To weep for the buds it had left with regret
I hastily seiz'd it, unfit as it was
And swinging it rudely, too rudely, alas !
And such, I exclaim'd, is the pitiless part Some act by the delicate mind,
Regardless of wringing and breaking a leart Already to sorrow resign'd.
This elegant rose, had I shaken it less, Might have bloom'd with it's owner awhile ;
And the tear that is wip'd with a little address May be follow'd perhaps by a smile.
THE POET'S NEW-YEAR'S-GIFT,
TO MRS. THROCKMORTON.
MARIA! I have ev'ry good
For thee wish'd many a time,
To wish thee fairer is no need,
More prudent, or more sprightly, Or niore ingenious, or inore freed
From temper-flaws unsightly.
Can I for thee require,
To thy whole heart's desire ?
Full bliss is bliss divine ;
And, doubtless, one in thine.
Which fate shall brightly gild, ("Tis blameless, be it what it may,)
I wish it all fulfill'd.
ODE TO APOLLO.
ON AN INK-GLASS ALMOST DRIED IN THE SUN."
Patron of all those luckless brains,
That, to the wrong side leaning,
And little or no meaning;
That water all the nations,
İn constant exhalations ;
Too covetous of drink,
A poet's drop of ink?
Upborne into the viewless air
It floats a vapour now,
By all the winds that blow.
Combin'd with millions more, To form an iris in the skies,
Though black and foul before.
Beyond the happiest lot
So soon to be forgot!
To place it in thy bow,
With equal grace below.
ADDRESSED TO MISS STAPLETON.

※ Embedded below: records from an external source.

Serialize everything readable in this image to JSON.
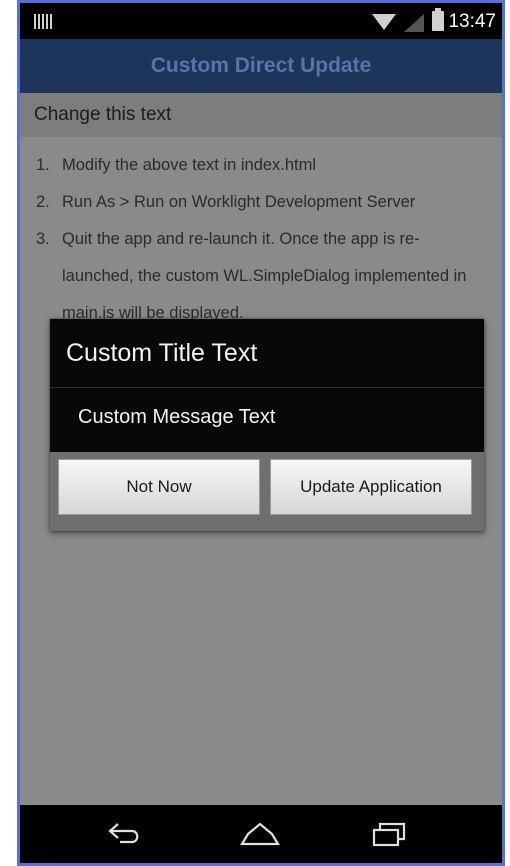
{
  "status_bar": {
    "time": "13:47",
    "icons": [
      "barcode-icon",
      "wifi-icon",
      "signal-icon",
      "battery-icon"
    ]
  },
  "header": {
    "title": "Custom Direct Update"
  },
  "content": {
    "editable_text": "Change this text",
    "steps": [
      {
        "num": "1.",
        "text": "Modify the above text in index.html"
      },
      {
        "num": "2.",
        "text": "Run As > Run on Worklight Development Server"
      },
      {
        "num": "3.",
        "text": "Quit the app and re-launch it. Once the app is re-launched, the custom WL.SimpleDialog implemented in main.js will be displayed."
      }
    ]
  },
  "dialog": {
    "title": "Custom Title Text",
    "message": "Custom Message Text",
    "buttons": {
      "not_now": "Not Now",
      "update": "Update Application"
    }
  },
  "nav_bar": {
    "icons": [
      "back-icon",
      "home-icon",
      "recent-apps-icon"
    ]
  },
  "colors": {
    "header_bg": "#1d3559",
    "frame_border": "#5a6fd6",
    "overlay_bg": "#8a8a8a"
  }
}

She came-she is gone-we have met
To meet perhaps never again; The sun of that moment is set,
And seems to have risen in vain. Catharina has fled like a dream
(So vanishes pleasure, alas!) But has left a regret and esteern,
That will not se suddenly pass.
Catharina, Maria, and I,
By the nightingale warblmg nigh.
And much she was charm'd with a tone Less sweet to Maria and me,
Who had witness'd so lately her own.
My numbers that day she had sung,
And gave them'a grace so divine, As only her musical tongue
Could infuse into numbers of mine. The longer I heard, I esteem'd
The work of iny fancy the more,
So tuneful a poet before.
In number the days of the year,
Would feel herself happier here; For the close-woven arches of limes,
On the banks of our river, I know, Are sweeter to her many times,
Than all that the city can show.
So it is, when the mind is endued
With a well-judging taste from above; Then, whether embellish'd or rude,
*Tis Nature alone that we love. The achievements of art may amuse,
May even our wonder excite,
A lasting, a sacred deliglit.
Since then in the rural recess
Catharina alone can rejoice, May it still be her lot to possess
The scene of lier sensible choice ! To inhabit a mansion remote
From the clatter of street-pacing steeds, And by Philomel's annual note
To measure the life that she leads.
With her book, and her voice, and her lyre,
To wing all her wuonients at home; And with scenes that new rapture inspire,
As oft as it suits her to roam ;
She will have just the life she prefers,
With little to wish or to fear;
THE EVENING WALK.
A TRUCE to thought! and let us o'er the fields,